(Record excerpts)

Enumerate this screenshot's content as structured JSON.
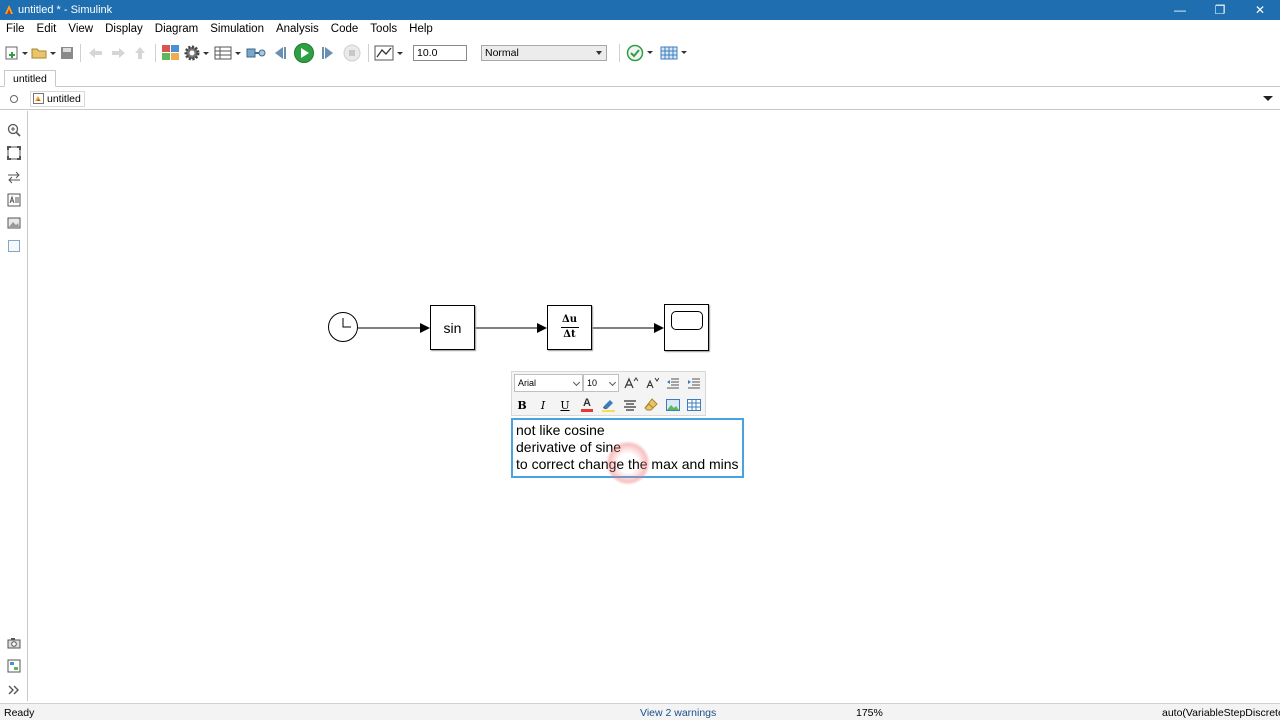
{
  "window": {
    "title": "untitled * - Simulink",
    "minimize_glyph": "—",
    "restore_glyph": "❐",
    "close_glyph": "✕"
  },
  "menu": [
    "File",
    "Edit",
    "View",
    "Display",
    "Diagram",
    "Simulation",
    "Analysis",
    "Code",
    "Tools",
    "Help"
  ],
  "toolbar": {
    "stop_time": "10.0",
    "sim_mode": "Normal"
  },
  "tabs": [
    {
      "label": "untitled"
    }
  ],
  "breadcrumb": {
    "model": "untitled"
  },
  "diagram": {
    "blocks": [
      {
        "name": "clock",
        "icon": "clock-icon"
      },
      {
        "name": "trig-function",
        "label": "sin"
      },
      {
        "name": "derivative",
        "numerator": "Δu",
        "denominator": "Δt"
      },
      {
        "name": "scope",
        "icon": "scope-icon"
      }
    ]
  },
  "format_toolbar": {
    "font": "Arial",
    "font_size": "10",
    "bold": "B",
    "italic": "I",
    "underline": "U",
    "font_color": "A"
  },
  "annotation": {
    "lines": [
      "not like cosine",
      "derivative of sine",
      "to correct change the max and mins"
    ]
  },
  "status": {
    "left": "Ready",
    "warnings": "View 2 warnings",
    "zoom": "175%",
    "solver": "auto(VariableStepDiscrete)"
  },
  "colors": {
    "titlebar": "#1f6fb0",
    "selection": "#4aa3df",
    "run_green": "#2ea043"
  }
}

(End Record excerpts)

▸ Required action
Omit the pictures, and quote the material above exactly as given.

▸ Exercise answer
Enumerate this screenshot's content as structured JSON.
{
  "window": {
    "title": "untitled * - Simulink",
    "minimize_glyph": "—",
    "restore_glyph": "❐",
    "close_glyph": "✕"
  },
  "menu": [
    "File",
    "Edit",
    "View",
    "Display",
    "Diagram",
    "Simulation",
    "Analysis",
    "Code",
    "Tools",
    "Help"
  ],
  "toolbar": {
    "stop_time": "10.0",
    "sim_mode": "Normal"
  },
  "tabs": [
    {
      "label": "untitled"
    }
  ],
  "breadcrumb": {
    "model": "untitled"
  },
  "diagram": {
    "blocks": [
      {
        "name": "clock",
        "icon": "clock-icon"
      },
      {
        "name": "trig-function",
        "label": "sin"
      },
      {
        "name": "derivative",
        "numerator": "Δu",
        "denominator": "Δt"
      },
      {
        "name": "scope",
        "icon": "scope-icon"
      }
    ]
  },
  "format_toolbar": {
    "font": "Arial",
    "font_size": "10",
    "bold": "B",
    "italic": "I",
    "underline": "U",
    "font_color": "A"
  },
  "annotation": {
    "lines": [
      "not like cosine",
      "derivative of sine",
      "to correct change the max and mins"
    ]
  },
  "status": {
    "left": "Ready",
    "warnings": "View 2 warnings",
    "zoom": "175%",
    "solver": "auto(VariableStepDiscrete)"
  },
  "colors": {
    "titlebar": "#1f6fb0",
    "selection": "#4aa3df",
    "run_green": "#2ea043"
  }
}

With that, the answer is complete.